Nevada's tech talent
Nevada is 13,325 jobs short of the top 10 in-demand information technology ecosystem occupations.
Las Vegas Ballpark breaks ground
The Las Vegas 51s throw a celebration to break ground on their new stadium in Summerlin.
The Hello Kitty Cafe Truck has arrived in Las Vegas
McDonald's Planning Big Change for Happy Meals
McDonald's Planning Big Change for Happy Meals The restaurant chain has made a pledge to make one of their signature meals healthier by 2022. Happy Meal choices will be hamburgers and four- and six-piece Chicken McNuggets. However, parents will still be able to ask for cheeseburgers. Here are a few more key notes: • Bottled water will be added • Chocolate milk will contain less sugar • More fruits, vegetables and grains will be served French fry sizes will also be smaller. McDonald's restaurants in the U.S. will serve Happy Meals containing 600 calories or less by June. Ernest Baskin, professor of food marketing at St. Joseph's University (Money)
Life
Art Bell’s Top 10 Shows
A selection of radio host Art Bell’s most popular shows.
Calvary Christian Learning Academy, “There was no fair warning.”
Samantha O’Brien, whose three-year-old daughter attended the Calvary Christian Learning Academy daycare, found out Monday night when her daughter’s teacher called about the school closing.
Companies bet their futures on cryptocurrency
Two Las Vegas entrepreneurs talk about finding their niche in blockchain enabled technologies and digital currency.
Solar panels reduce energy bill for CCSD
Wilbur and Theresa Faiss Middle School is one of 42 CCSD schools with solar panel installations, saving approximately $514,000 per year in energy costs.

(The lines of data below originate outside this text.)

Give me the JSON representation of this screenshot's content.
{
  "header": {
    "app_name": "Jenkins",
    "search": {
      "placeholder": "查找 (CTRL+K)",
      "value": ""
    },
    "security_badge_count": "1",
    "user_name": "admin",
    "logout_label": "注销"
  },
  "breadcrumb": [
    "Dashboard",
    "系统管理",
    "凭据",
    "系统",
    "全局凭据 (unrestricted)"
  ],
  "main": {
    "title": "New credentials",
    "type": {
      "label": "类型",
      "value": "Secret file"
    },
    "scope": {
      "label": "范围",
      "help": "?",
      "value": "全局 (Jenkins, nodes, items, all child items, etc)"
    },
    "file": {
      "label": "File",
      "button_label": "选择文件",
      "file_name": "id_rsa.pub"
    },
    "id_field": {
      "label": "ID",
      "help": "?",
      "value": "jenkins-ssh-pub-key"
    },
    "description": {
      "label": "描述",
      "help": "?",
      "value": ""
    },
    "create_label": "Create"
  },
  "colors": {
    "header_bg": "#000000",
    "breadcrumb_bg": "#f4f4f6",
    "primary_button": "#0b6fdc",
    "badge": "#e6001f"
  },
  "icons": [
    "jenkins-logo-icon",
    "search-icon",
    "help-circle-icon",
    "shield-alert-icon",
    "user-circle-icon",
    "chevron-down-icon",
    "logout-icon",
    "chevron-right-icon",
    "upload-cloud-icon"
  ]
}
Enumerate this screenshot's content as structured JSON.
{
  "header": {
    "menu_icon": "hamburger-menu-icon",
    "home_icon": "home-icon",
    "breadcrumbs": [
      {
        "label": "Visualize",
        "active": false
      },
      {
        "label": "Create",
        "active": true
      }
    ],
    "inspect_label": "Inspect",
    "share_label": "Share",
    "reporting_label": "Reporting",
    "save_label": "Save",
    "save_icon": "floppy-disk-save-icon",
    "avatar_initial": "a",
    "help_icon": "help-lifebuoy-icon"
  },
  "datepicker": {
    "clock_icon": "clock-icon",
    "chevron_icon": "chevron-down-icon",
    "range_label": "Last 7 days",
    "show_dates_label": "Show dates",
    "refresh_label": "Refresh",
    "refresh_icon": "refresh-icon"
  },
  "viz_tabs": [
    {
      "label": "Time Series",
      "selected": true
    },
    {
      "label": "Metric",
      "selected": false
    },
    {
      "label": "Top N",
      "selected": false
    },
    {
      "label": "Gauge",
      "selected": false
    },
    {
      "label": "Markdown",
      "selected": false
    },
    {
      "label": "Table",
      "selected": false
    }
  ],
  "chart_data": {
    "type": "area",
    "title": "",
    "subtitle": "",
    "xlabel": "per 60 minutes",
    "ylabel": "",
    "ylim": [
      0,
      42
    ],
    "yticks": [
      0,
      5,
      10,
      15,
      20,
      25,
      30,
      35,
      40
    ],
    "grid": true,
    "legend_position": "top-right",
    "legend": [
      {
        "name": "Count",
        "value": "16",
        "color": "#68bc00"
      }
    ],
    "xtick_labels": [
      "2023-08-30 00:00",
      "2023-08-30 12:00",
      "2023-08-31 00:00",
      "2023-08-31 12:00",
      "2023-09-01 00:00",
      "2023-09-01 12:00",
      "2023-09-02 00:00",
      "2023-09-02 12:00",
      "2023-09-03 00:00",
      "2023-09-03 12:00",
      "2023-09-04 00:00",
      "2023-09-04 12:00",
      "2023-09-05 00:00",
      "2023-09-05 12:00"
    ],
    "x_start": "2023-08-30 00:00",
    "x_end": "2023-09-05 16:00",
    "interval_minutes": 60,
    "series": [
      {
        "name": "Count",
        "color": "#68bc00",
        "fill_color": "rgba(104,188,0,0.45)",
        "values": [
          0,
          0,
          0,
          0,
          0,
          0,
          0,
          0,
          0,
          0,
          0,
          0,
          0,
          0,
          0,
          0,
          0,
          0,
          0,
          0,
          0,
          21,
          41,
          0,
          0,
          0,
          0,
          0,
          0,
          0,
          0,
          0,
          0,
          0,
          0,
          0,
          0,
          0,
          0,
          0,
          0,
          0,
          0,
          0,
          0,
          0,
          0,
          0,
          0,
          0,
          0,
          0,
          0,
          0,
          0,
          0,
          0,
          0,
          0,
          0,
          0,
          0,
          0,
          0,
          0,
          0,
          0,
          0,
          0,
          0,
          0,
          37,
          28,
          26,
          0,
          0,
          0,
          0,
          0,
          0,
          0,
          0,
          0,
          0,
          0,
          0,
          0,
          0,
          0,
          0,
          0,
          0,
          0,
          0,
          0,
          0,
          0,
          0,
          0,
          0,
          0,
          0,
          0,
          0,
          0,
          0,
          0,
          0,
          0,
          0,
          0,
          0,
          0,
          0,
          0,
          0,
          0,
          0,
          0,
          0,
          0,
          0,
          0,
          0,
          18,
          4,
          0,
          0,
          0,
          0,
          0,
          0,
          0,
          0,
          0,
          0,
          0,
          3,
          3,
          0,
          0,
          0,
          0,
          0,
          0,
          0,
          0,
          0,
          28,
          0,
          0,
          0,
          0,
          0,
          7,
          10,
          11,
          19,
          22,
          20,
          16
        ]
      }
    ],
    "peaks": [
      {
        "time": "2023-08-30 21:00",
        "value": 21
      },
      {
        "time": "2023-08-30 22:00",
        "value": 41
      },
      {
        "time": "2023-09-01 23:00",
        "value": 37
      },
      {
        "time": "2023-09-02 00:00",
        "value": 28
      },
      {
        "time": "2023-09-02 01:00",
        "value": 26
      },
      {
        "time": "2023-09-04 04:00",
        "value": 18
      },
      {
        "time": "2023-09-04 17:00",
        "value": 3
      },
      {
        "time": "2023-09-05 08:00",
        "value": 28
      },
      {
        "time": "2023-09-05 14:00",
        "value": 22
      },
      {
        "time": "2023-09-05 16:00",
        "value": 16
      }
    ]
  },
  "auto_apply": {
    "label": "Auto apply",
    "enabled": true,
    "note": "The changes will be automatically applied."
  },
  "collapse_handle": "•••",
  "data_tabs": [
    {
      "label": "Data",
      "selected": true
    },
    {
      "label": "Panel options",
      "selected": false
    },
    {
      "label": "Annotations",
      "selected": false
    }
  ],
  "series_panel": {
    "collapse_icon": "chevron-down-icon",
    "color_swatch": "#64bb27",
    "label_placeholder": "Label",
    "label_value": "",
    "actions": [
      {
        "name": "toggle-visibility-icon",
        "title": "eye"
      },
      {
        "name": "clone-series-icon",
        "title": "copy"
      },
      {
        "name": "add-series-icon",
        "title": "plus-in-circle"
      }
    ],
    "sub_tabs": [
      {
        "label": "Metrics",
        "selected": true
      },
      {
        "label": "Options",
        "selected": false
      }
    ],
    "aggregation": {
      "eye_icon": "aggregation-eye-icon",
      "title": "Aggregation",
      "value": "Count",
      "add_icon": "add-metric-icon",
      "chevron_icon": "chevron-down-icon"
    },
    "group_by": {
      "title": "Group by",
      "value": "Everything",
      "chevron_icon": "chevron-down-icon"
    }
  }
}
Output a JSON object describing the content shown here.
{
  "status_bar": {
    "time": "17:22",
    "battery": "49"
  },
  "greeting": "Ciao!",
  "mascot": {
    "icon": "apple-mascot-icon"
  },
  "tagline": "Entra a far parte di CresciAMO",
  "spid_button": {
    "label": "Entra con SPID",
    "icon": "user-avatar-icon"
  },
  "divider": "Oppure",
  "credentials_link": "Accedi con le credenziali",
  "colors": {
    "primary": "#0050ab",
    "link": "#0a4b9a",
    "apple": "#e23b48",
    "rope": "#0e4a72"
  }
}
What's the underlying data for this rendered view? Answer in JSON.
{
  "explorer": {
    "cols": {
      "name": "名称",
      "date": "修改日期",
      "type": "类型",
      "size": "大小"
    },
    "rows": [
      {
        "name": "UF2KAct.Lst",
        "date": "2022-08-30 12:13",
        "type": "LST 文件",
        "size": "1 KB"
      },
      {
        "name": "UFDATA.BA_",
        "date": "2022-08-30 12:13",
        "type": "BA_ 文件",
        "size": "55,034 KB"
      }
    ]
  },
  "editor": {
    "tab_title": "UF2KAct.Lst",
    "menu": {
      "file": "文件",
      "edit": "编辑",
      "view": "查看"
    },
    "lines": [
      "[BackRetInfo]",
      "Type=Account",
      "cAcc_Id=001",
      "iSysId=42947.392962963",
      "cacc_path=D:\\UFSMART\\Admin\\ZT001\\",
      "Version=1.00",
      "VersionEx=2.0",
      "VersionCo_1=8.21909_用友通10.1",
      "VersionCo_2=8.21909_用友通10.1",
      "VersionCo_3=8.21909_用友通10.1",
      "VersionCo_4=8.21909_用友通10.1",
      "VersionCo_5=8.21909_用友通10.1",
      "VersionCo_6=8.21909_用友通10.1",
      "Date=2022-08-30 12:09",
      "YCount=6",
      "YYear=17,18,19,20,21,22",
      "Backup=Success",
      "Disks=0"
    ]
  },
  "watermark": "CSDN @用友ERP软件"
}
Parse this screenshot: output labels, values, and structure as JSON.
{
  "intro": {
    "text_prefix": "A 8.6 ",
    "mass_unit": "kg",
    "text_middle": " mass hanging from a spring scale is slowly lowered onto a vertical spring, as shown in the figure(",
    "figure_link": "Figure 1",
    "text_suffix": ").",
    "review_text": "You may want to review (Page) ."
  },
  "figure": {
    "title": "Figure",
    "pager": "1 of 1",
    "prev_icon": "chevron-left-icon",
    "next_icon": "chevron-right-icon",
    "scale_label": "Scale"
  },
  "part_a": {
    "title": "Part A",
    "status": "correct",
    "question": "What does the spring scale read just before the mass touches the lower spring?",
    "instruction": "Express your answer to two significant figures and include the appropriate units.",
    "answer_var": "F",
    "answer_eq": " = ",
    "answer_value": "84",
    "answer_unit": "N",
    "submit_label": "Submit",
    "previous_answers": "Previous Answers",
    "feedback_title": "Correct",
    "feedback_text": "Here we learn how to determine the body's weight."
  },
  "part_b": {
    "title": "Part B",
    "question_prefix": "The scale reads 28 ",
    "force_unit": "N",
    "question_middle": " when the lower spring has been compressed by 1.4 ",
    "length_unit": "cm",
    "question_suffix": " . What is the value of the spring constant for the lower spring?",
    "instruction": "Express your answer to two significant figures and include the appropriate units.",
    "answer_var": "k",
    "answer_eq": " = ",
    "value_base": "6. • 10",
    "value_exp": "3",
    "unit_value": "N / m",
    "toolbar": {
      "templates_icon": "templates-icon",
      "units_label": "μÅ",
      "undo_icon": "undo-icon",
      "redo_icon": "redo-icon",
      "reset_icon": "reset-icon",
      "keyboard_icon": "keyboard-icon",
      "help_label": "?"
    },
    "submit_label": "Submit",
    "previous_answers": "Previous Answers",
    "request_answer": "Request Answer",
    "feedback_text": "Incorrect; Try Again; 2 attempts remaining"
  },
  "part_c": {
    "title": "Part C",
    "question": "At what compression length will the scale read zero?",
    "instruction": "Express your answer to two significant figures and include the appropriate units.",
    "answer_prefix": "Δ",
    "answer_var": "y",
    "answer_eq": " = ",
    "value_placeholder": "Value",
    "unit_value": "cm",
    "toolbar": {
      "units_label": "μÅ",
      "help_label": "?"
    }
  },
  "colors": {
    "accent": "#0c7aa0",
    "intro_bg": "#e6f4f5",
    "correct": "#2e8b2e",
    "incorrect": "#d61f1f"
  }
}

TOP NEWS
News Headlines
ad-infeed_1
ads_infeed_2
Local Spotlight
Events
Home Front Page Footer Listing
Circular
You May Like

You May Like